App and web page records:
<<<<

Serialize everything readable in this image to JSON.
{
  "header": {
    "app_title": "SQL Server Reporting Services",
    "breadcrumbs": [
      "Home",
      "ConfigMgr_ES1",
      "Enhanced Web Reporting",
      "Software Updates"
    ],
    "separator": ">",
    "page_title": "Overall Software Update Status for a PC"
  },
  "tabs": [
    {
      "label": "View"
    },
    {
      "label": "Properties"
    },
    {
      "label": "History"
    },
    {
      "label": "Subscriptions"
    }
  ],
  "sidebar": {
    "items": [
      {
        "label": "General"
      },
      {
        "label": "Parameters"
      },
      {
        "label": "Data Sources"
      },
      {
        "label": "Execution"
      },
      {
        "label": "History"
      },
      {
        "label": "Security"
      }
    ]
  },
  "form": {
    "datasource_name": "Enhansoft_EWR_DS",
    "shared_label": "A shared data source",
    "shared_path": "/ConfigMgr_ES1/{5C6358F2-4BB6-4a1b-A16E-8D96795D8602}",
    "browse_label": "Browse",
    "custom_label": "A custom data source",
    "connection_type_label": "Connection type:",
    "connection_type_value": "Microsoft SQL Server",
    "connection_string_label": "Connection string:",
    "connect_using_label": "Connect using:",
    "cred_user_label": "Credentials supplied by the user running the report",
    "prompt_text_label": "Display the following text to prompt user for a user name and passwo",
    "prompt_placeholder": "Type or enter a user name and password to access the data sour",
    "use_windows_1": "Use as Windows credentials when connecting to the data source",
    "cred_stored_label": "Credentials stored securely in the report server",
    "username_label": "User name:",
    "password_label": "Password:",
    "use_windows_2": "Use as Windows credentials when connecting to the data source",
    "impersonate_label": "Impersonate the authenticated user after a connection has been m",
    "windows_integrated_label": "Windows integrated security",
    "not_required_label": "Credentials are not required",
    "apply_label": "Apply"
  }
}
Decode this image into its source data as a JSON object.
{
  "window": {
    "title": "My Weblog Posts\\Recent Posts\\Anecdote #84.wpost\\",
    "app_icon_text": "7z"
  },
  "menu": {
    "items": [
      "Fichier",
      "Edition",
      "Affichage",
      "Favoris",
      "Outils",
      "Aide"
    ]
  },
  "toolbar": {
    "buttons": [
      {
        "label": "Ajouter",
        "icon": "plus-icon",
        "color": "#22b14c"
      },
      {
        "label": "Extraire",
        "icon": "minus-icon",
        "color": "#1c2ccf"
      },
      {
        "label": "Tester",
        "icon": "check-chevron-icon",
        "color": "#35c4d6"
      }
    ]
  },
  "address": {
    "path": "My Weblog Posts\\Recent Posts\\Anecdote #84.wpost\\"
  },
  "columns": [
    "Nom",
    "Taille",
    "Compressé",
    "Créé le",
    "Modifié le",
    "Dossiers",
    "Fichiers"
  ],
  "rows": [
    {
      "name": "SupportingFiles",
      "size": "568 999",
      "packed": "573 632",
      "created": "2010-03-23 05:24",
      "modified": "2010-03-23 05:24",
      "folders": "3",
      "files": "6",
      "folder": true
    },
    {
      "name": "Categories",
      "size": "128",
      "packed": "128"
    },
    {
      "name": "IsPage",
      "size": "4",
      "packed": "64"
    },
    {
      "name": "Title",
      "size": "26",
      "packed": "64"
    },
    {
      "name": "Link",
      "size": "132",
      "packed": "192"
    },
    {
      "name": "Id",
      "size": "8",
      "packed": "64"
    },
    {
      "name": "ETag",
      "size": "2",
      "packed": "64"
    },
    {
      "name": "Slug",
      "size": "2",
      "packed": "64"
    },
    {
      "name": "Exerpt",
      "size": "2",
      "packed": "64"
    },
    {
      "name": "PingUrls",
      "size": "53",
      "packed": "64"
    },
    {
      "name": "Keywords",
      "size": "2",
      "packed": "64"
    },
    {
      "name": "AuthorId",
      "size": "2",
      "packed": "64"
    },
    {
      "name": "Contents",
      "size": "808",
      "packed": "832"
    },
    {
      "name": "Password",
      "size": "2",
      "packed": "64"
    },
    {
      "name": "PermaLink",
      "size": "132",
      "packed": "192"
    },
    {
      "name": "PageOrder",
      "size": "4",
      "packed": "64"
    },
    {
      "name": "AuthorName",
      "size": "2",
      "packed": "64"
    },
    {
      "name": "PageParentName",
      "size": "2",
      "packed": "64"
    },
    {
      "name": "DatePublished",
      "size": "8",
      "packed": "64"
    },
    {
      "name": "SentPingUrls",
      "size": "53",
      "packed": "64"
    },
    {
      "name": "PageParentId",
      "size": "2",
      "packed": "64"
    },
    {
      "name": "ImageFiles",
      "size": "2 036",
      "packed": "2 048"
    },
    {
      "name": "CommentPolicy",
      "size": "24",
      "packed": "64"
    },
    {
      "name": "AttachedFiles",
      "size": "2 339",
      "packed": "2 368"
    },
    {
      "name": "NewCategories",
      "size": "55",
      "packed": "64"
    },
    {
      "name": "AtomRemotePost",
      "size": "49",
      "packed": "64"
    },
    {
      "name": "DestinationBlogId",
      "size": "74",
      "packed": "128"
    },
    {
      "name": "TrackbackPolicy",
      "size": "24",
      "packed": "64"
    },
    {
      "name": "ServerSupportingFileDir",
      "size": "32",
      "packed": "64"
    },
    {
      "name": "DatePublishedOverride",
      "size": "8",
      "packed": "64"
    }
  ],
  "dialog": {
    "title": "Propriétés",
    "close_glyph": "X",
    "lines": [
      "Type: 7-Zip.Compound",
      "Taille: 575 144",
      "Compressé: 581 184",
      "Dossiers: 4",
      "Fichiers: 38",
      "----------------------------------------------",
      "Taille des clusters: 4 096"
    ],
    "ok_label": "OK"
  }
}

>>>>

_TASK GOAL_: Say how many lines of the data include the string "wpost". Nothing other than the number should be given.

_EXERCISE SOLUTION_: 2